How about jewelry? There are some pieces of jewelry that cost more than the house I am living in. I guess if you are a rock star or high paid athlete you may think you need some expensive “bling.” Odell Beckham Jr. made his Cleveland Browns debut wearing his 350,000 dollar watch. Yes, I did mean to put in that many zeros. That will surely let all of us know he has a BIG NFL contract.

None of the above, however, is the most valuable possession any of us can have. What is it? You may have guessed the answer already by the title above. It’s time. I don’t mean it is the ability to tell the time with a 350 thousand dollar Richard Mille luxury watch, or a cheap Timex for that matter. I mean the quality and quantity of time itself. We don’t know the time, because we don’t know how much each of us has. No watch will show us that.

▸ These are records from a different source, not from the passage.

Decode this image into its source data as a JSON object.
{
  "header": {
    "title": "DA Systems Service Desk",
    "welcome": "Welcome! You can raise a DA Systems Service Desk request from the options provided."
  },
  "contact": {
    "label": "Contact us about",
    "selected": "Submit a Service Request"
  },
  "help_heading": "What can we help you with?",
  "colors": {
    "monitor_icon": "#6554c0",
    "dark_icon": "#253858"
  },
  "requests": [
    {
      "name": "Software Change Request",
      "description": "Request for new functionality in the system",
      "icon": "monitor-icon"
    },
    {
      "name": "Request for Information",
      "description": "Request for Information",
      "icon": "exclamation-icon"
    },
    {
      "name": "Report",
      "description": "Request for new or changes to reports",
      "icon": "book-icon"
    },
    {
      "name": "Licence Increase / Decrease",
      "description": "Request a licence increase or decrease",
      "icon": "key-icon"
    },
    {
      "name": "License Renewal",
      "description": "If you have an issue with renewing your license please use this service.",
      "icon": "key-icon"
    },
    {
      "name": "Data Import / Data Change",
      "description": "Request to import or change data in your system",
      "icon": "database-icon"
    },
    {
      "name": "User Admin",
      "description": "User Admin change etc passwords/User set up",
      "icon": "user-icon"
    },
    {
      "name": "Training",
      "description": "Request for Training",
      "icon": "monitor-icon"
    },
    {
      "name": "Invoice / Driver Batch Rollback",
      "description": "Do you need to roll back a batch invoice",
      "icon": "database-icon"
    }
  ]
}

And I was walking down the street one day
A pretty lady looked at me and said her diamond watch had stopped cold dead
And I said
Does anybody really know what time it is (I don’t)

My roomie likes to ask me why I never did this or that, and I usually respond that I never had the time to do it. Many of us put off trips and various experiences with the thought that we will do it another time. “I am too busy now,” you might think. But then later in life you discover that time has passed you by and you will never get to a certain restaurant, make a particular trip, observe a special event. Life has turned into a series of “Time Passages.”

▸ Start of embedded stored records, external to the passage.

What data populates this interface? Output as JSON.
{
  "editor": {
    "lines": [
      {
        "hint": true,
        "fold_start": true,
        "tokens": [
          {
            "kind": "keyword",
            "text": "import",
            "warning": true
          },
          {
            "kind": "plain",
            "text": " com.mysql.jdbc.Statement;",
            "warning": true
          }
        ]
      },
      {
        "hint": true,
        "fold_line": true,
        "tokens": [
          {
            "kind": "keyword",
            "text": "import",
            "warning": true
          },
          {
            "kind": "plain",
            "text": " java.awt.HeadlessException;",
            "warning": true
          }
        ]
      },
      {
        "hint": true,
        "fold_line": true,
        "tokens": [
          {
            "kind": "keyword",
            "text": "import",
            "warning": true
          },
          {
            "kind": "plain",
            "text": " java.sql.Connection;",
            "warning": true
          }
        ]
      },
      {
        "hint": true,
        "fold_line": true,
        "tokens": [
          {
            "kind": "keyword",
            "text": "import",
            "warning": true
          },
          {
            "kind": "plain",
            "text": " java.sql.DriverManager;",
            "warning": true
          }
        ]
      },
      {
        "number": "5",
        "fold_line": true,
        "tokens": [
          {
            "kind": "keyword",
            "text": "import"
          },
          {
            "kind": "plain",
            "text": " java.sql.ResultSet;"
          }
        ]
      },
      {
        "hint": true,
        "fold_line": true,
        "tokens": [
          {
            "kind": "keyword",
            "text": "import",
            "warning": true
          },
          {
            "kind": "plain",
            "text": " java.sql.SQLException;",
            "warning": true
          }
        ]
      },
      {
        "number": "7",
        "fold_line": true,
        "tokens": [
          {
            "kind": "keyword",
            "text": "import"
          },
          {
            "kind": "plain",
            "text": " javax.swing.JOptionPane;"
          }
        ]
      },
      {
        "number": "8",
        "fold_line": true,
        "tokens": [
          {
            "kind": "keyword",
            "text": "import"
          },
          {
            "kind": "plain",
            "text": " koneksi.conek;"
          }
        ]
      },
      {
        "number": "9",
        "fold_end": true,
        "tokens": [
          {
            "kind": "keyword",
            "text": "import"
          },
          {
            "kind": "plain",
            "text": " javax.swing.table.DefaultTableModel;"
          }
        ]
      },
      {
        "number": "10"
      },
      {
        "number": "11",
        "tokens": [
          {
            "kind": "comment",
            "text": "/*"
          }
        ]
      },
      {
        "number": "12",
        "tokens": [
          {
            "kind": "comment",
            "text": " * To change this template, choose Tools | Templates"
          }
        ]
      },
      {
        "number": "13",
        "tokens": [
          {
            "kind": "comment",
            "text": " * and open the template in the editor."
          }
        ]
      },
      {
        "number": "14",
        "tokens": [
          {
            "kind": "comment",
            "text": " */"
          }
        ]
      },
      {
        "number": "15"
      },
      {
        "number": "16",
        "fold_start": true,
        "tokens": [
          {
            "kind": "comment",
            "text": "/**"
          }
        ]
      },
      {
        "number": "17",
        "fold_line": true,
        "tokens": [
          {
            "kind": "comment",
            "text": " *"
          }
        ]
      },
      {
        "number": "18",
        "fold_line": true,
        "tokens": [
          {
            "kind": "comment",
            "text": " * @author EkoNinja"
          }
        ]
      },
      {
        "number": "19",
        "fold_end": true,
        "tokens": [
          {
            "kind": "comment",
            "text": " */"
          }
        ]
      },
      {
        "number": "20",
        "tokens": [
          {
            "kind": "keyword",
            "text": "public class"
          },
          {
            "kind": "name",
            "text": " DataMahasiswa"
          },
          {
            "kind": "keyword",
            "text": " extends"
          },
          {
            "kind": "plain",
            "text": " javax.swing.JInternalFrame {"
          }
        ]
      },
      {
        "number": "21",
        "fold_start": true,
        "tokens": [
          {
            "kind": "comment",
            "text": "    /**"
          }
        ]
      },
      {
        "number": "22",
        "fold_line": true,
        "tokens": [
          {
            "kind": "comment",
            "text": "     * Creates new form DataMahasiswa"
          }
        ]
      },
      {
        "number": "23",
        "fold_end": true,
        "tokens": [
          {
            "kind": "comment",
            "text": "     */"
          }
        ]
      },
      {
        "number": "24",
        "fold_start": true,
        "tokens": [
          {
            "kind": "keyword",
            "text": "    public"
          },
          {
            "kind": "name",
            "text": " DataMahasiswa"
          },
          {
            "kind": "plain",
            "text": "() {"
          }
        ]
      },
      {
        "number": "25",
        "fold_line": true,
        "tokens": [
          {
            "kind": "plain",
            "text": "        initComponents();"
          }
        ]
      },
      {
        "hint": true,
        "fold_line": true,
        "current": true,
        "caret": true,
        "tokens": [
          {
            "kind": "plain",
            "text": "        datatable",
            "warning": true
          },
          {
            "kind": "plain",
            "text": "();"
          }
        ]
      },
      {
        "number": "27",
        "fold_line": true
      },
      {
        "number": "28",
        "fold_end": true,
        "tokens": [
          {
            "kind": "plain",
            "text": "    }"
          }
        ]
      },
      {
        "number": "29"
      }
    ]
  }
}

Well I’m not the kind to live in the past
The years run too short and the days too fast
The things you lean on are the things that don’t last
Well it’s just now and then my line gets cast into these
Time passages

Often I will parcel out my time in small increments, as if I am accomplishing a lot by doing many things. I will work all day and get home around 6:30. I will work outside until it is almost dark, weather permitting. I will come in and eat and do the dishes. After that I will check my computer for email or ebay sales. Then if I think I have the time, I will designate an hour for watching television. I am usually up each commercial to do something. Then I set up the coffee maker, count out my pills for the next day, organize for the morning and …uh, oh. It’s past my bedtime.

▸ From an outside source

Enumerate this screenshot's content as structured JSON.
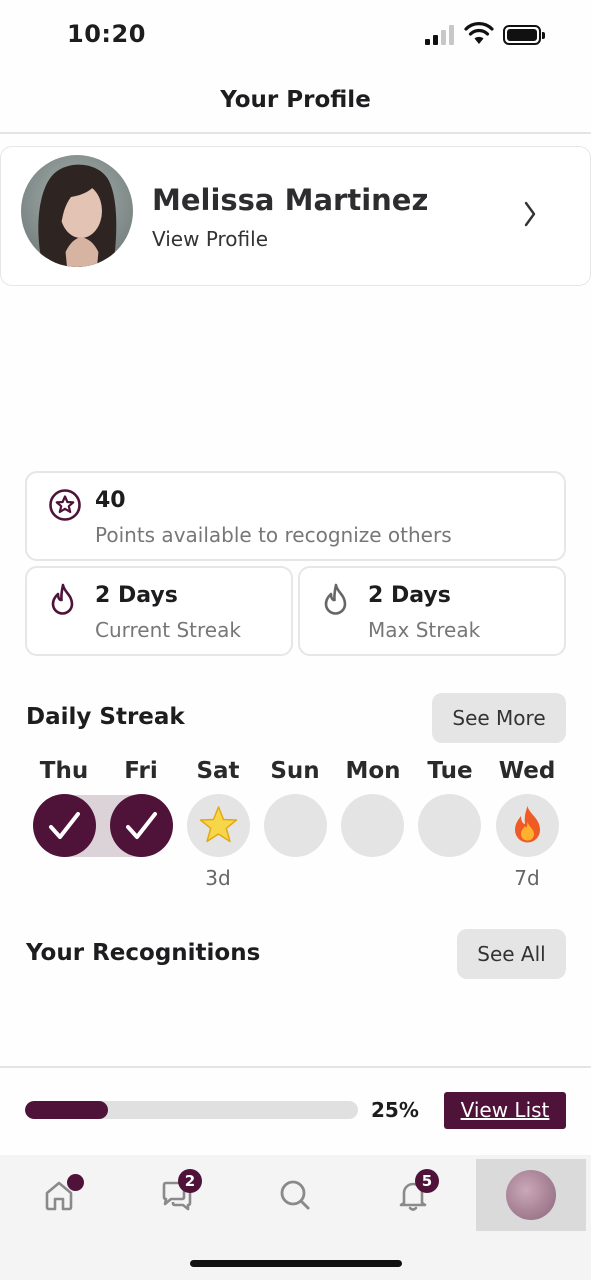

No matter what I am working on the clock on the wall or on my phone or on my computer always creeps in to tell me I am behind schedule.  You can not escape the clock, no matter how hard you try. By adulthood it is just part of us. It started when we were kids, I guess, because we had to be home by 5 or home by dark or home by curfew. In an era before cell phones, when we did not have watches, this time related deadline was tough. Now it seems tougher.

If you like to sit and relax and just clear your mind you may find it hard to do. If you are trying to meditate, let’s say, you may still find yourself peeking at the clock.  In fact you may find yourself some morning thinking you “Should have tried to do some more” but “Feeling like I ought to sleep.” Soon you could be sitting crossed legged on the floor, trying to see if it is 25 or (twenty) 6 to 4 (AM).

In the end what do all the minutes of your life add up to? What do all your experiences mean? Where do all the time passages go? Does anybody really know?

Five hundred twenty-five thousand
Six hundred minutes
How do you measure a year in the life?

How about love?
Measure in love
Seasons of love